[Dataset rows for apps and sites]
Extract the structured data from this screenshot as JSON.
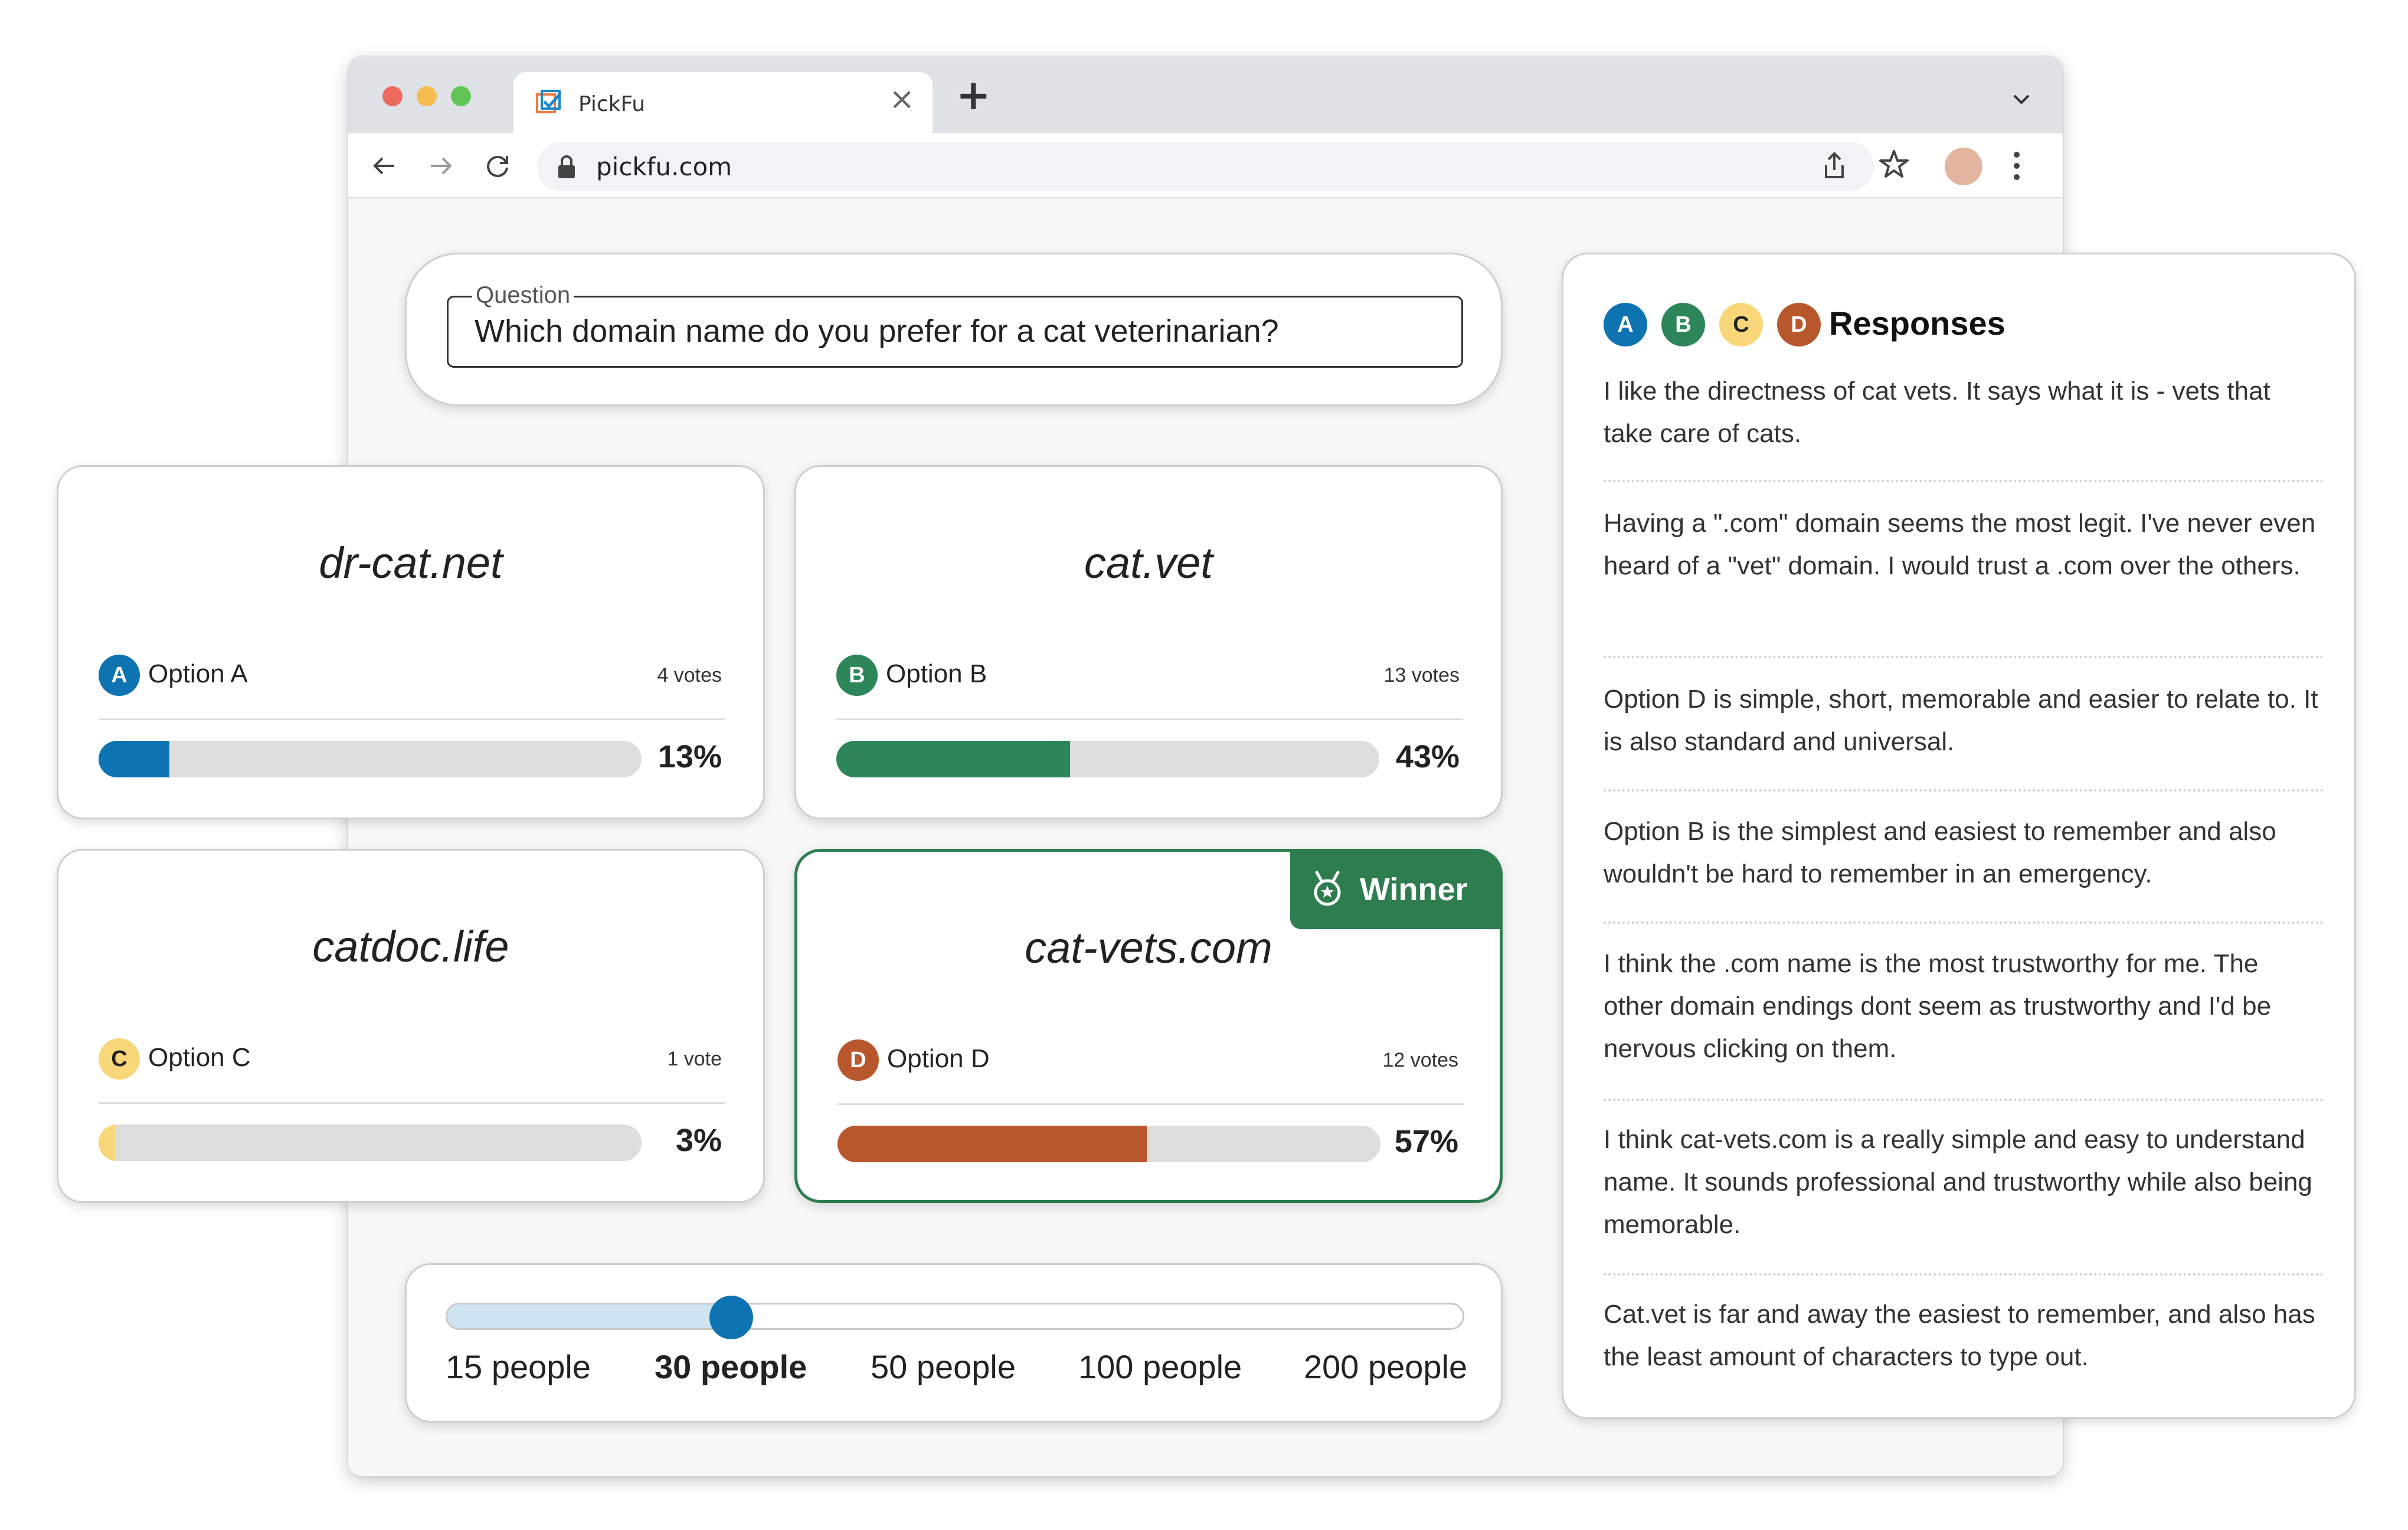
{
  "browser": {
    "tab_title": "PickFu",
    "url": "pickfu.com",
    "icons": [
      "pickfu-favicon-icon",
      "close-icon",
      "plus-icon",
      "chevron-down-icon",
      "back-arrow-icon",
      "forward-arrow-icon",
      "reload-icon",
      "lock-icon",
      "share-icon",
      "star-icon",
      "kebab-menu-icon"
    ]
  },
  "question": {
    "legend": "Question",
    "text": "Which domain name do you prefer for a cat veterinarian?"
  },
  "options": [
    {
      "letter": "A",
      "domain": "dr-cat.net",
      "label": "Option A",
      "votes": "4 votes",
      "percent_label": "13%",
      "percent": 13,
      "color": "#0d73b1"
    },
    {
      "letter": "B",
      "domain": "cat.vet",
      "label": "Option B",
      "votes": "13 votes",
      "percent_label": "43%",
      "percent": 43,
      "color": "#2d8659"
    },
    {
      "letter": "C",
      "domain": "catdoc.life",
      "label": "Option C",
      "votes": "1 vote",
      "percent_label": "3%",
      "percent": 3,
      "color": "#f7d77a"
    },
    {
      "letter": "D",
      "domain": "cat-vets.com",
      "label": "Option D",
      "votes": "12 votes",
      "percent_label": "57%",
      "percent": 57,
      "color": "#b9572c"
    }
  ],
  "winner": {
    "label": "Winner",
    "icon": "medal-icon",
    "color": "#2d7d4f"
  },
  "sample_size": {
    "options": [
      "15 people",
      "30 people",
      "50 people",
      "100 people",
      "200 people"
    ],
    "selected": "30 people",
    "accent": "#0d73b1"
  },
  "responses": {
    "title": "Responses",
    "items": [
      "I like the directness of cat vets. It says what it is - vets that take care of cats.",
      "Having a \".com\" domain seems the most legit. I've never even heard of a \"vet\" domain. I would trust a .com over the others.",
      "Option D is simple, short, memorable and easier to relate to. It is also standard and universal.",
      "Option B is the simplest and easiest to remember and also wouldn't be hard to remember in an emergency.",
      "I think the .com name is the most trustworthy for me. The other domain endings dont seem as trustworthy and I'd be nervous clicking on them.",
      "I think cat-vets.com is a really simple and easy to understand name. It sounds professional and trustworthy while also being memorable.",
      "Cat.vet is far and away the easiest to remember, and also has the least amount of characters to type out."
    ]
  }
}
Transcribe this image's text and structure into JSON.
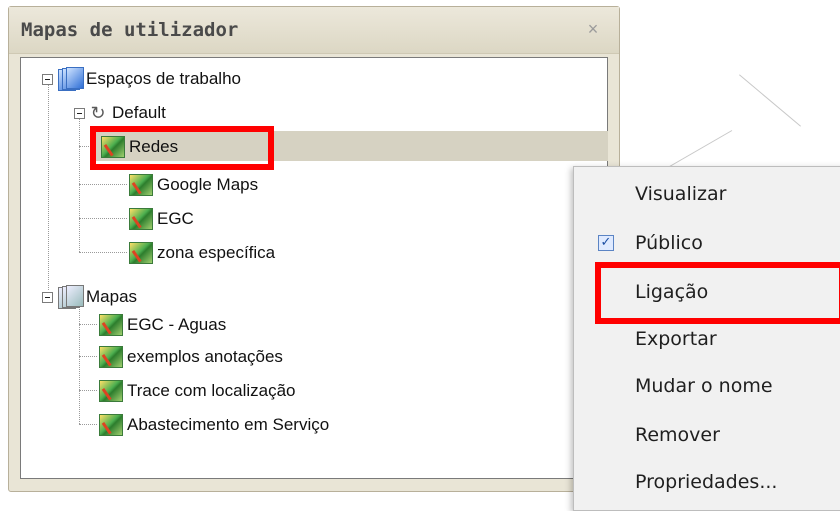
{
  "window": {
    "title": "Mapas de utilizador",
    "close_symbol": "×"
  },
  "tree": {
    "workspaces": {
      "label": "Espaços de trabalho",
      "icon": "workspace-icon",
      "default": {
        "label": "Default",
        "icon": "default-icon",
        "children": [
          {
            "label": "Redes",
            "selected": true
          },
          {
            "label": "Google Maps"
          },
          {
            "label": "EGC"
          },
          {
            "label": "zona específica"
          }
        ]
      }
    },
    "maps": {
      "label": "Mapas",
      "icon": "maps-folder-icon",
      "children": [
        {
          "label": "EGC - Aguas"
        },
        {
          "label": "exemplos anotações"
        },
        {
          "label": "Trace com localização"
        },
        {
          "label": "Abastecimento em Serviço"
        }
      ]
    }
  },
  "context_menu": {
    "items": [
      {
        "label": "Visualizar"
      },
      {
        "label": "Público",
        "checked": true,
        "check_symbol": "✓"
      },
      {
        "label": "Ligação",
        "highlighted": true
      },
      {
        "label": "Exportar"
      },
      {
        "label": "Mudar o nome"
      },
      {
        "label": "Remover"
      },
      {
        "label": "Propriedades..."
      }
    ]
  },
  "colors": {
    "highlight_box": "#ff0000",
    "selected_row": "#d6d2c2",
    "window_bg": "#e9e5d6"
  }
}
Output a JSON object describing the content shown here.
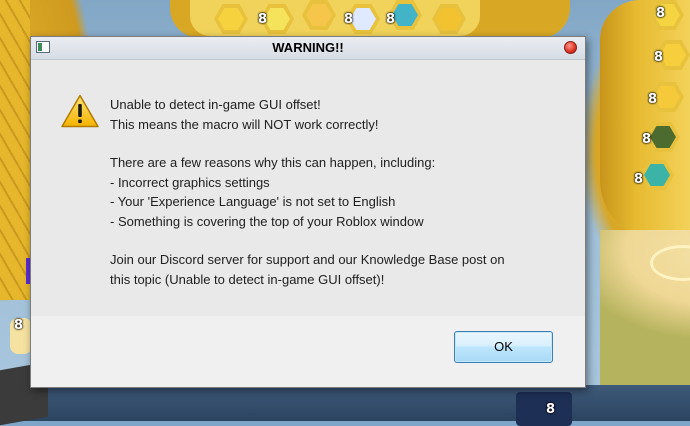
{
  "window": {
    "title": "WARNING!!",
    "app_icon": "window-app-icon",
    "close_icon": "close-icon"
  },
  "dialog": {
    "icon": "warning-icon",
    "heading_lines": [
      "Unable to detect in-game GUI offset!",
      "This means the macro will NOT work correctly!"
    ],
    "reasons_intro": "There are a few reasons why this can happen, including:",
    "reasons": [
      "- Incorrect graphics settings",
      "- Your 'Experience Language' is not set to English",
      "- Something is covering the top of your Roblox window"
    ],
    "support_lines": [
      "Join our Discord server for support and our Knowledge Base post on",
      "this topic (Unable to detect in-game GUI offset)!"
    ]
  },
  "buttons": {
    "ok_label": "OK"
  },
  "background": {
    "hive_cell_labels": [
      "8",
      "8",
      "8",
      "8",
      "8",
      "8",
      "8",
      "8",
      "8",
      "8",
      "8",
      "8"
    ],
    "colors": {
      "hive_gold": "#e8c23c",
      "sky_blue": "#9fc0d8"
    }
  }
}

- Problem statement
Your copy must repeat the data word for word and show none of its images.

- Answer space
Extract the structured data from this screenshot as JSON.
{
  "browser": {
    "tab_title": "PickFu",
    "url": "pickfu.com",
    "icons": [
      "pickfu-favicon-icon",
      "close-icon",
      "plus-icon",
      "chevron-down-icon",
      "back-arrow-icon",
      "forward-arrow-icon",
      "reload-icon",
      "lock-icon",
      "share-icon",
      "star-icon",
      "kebab-menu-icon"
    ]
  },
  "question": {
    "legend": "Question",
    "text": "Which domain name do you prefer for a cat veterinarian?"
  },
  "options": [
    {
      "letter": "A",
      "domain": "dr-cat.net",
      "label": "Option A",
      "votes": "4 votes",
      "percent_label": "13%",
      "percent": 13,
      "color": "#0d73b1"
    },
    {
      "letter": "B",
      "domain": "cat.vet",
      "label": "Option B",
      "votes": "13 votes",
      "percent_label": "43%",
      "percent": 43,
      "color": "#2d8659"
    },
    {
      "letter": "C",
      "domain": "catdoc.life",
      "label": "Option C",
      "votes": "1 vote",
      "percent_label": "3%",
      "percent": 3,
      "color": "#f7d77a"
    },
    {
      "letter": "D",
      "domain": "cat-vets.com",
      "label": "Option D",
      "votes": "12 votes",
      "percent_label": "57%",
      "percent": 57,
      "color": "#b9572c"
    }
  ],
  "winner": {
    "label": "Winner",
    "icon": "medal-icon",
    "color": "#2d7d4f"
  },
  "sample_size": {
    "options": [
      "15 people",
      "30 people",
      "50 people",
      "100 people",
      "200 people"
    ],
    "selected": "30 people",
    "accent": "#0d73b1"
  },
  "responses": {
    "title": "Responses",
    "items": [
      "I like the directness of cat vets. It says what it is - vets that take care of cats.",
      "Having a \".com\" domain seems the most legit. I've never even heard of a \"vet\" domain. I would trust a .com over the others.",
      "Option D is simple, short, memorable and easier to relate to. It is also standard and universal.",
      "Option B is the simplest and easiest to remember and also wouldn't be hard to remember in an emergency.",
      "I think the .com name is the most trustworthy for me. The other domain endings dont seem as trustworthy and I'd be nervous clicking on them.",
      "I think cat-vets.com is a really simple and easy to understand name. It sounds professional and trustworthy while also being memorable.",
      "Cat.vet is far and away the easiest to remember, and also has the least amount of characters to type out."
    ]
  }
}
Transcribe this image's text and structure into JSON.
{
  "window": {
    "title": "Mapas de utilizador",
    "close_symbol": "×"
  },
  "tree": {
    "workspaces": {
      "label": "Espaços de trabalho",
      "icon": "workspace-icon",
      "default": {
        "label": "Default",
        "icon": "default-icon",
        "children": [
          {
            "label": "Redes",
            "selected": true
          },
          {
            "label": "Google Maps"
          },
          {
            "label": "EGC"
          },
          {
            "label": "zona específica"
          }
        ]
      }
    },
    "maps": {
      "label": "Mapas",
      "icon": "maps-folder-icon",
      "children": [
        {
          "label": "EGC - Aguas"
        },
        {
          "label": "exemplos anotações"
        },
        {
          "label": "Trace com localização"
        },
        {
          "label": "Abastecimento em Serviço"
        }
      ]
    }
  },
  "context_menu": {
    "items": [
      {
        "label": "Visualizar"
      },
      {
        "label": "Público",
        "checked": true,
        "check_symbol": "✓"
      },
      {
        "label": "Ligação",
        "highlighted": true
      },
      {
        "label": "Exportar"
      },
      {
        "label": "Mudar o nome"
      },
      {
        "label": "Remover"
      },
      {
        "label": "Propriedades..."
      }
    ]
  },
  "colors": {
    "highlight_box": "#ff0000",
    "selected_row": "#d6d2c2",
    "window_bg": "#e9e5d6"
  }
}
Output a JSON object describing the content shown here.
{
  "window": {
    "title": "WARNING!!",
    "app_icon": "window-app-icon",
    "close_icon": "close-icon"
  },
  "dialog": {
    "icon": "warning-icon",
    "heading_lines": [
      "Unable to detect in-game GUI offset!",
      "This means the macro will NOT work correctly!"
    ],
    "reasons_intro": "There are a few reasons why this can happen, including:",
    "reasons": [
      "- Incorrect graphics settings",
      "- Your 'Experience Language' is not set to English",
      "- Something is covering the top of your Roblox window"
    ],
    "support_lines": [
      "Join our Discord server for support and our Knowledge Base post on",
      "this topic (Unable to detect in-game GUI offset)!"
    ]
  },
  "buttons": {
    "ok_label": "OK"
  },
  "background": {
    "hive_cell_labels": [
      "8",
      "8",
      "8",
      "8",
      "8",
      "8",
      "8",
      "8",
      "8",
      "8",
      "8",
      "8"
    ],
    "colors": {
      "hive_gold": "#e8c23c",
      "sky_blue": "#9fc0d8"
    }
  }
}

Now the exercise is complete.